A few weeks ago, I introduced a potential client to a freelancer in the Graphic Design Experts database.


The job was relatively simple and this freelancer had been doing similar jobs for Fidelity Investments over the past six months. He was more than qualified for the job, and sure enough, the client liked his portfolio. They initiated the project soon afterwards.


Just as I thought the whole episode was ‘in the bag’, I got a message from the client. She was unhappy with my freelancer’s work, and she wanted to terminate the project.


How could this have happened?


I knew that technical skills weren’t the issue. With a great portfolio and a long list of ‘big name’ clients, I knew the freelancer was up to the job.


Was the interpersonal relationship hurt at any point during the project? This seemed the only logical reason.


When I spoke to the freelancer, the reason the project failed became instantly clear.


The interpersonal relationship was the problem. BUT it hadn’t been damaged at any point throughout the project….



It never existed in the first place!


A few typed lines via email encompassed the full extent of communication between the graphic designer and the client. They were engaging in a highly creative project, but had never spoken on the phone or had a face-to-face Skype conversation.


When you feel no connection to the people who work for you, a proclivity towards distrust is natural. When you haven’t even spoken with someone you are supposed to trust it is all to easy to see mistakes as more severe than they actually are, or, even as antagonistic!


I had spoken on the phone with this client before the project, and so she reached out to me when there was a problem. Even though she was doing the project with the freelancer, it never occurred to her to reach out to him with feedback. He was a just a black box that produced photoshop documents.


Even when you’re working remote, no, especially when you’re working remote, human-human connection is vitally important to project success.


In his book, The Speed Of Trust, Stephen Covey discusses the idea of a ‘trust tax’. The concept is simple. When trust is absent, an invisible tax is added to all business transactions.

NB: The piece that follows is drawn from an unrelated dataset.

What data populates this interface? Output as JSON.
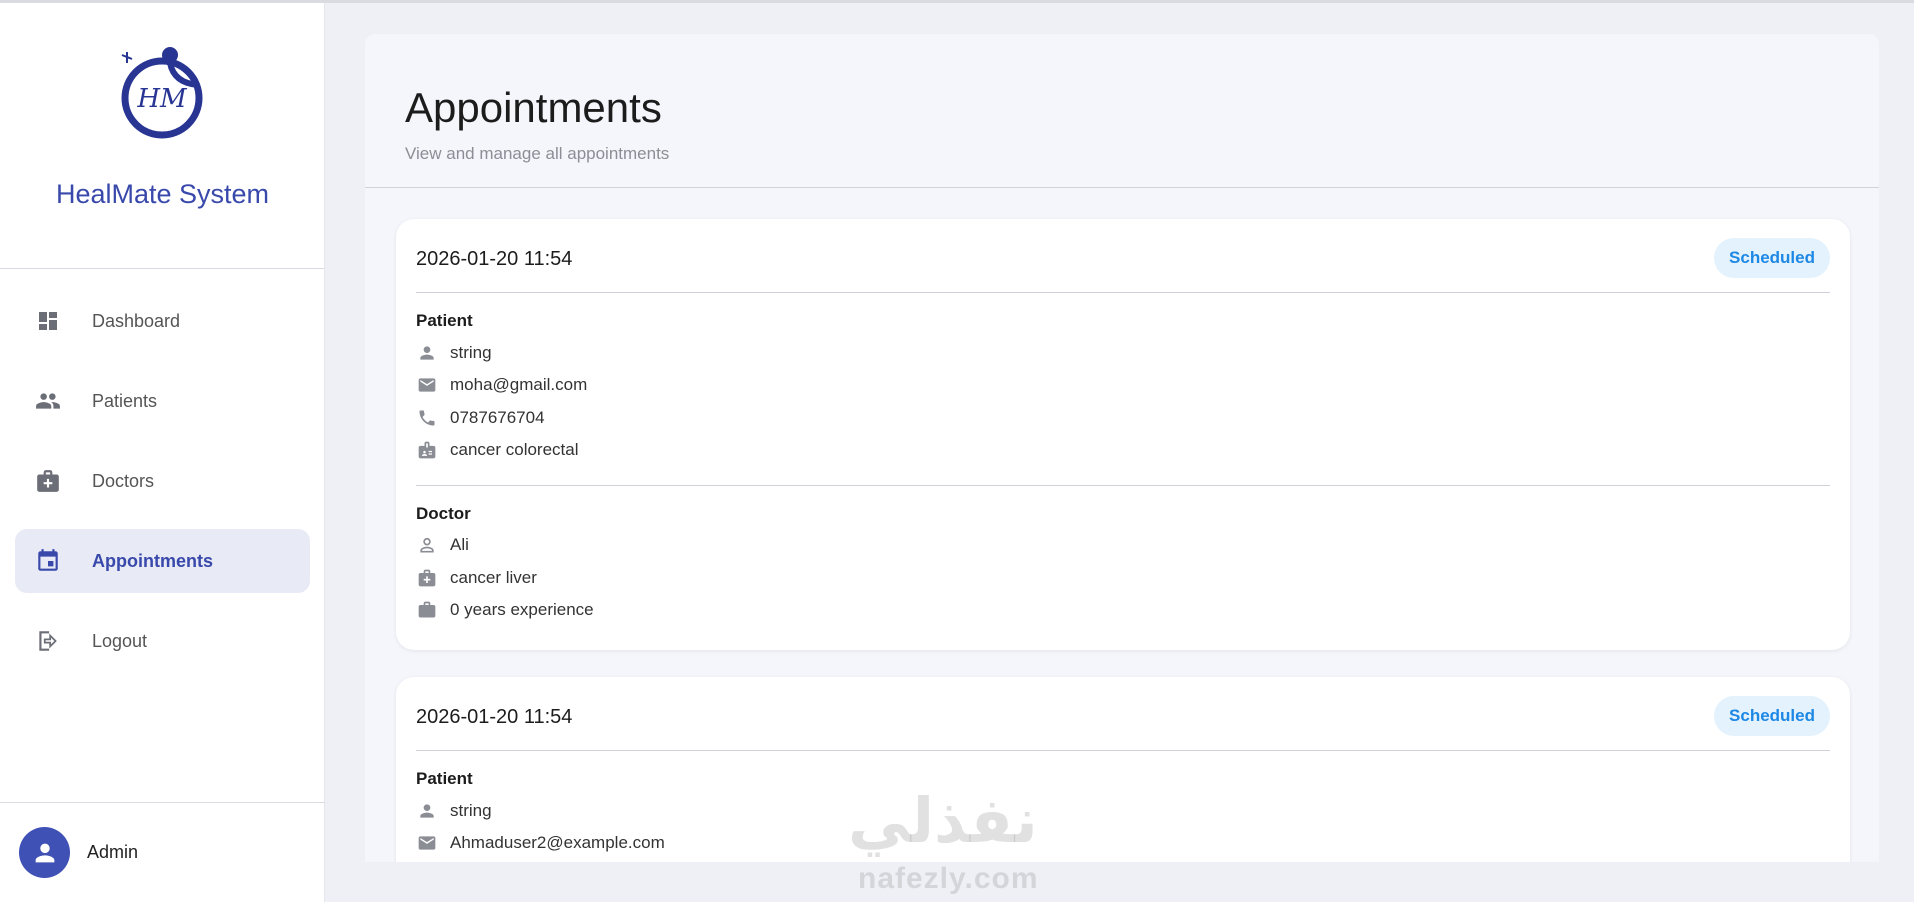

The tax can take the form of increased costs of monitoring employees, decreased moral among workers, and, as in our situation, project failure due to minor communication errors.


The GDE freelancer hadn’t built up a personal connection with his client, and we were levied with a ‘tax’ because of it. The client was also taxed as she needs to spend time finding a new freelancer!


In order to avoid Covey’s ‘trust tax’, we should have built a personal relationship between the freelancer and the client as soon as possible. We didn’t, and we took a hit because of it.


As you build your location independent business, remember this story and avoid this simple mistake. Put human relationships first… or lose them!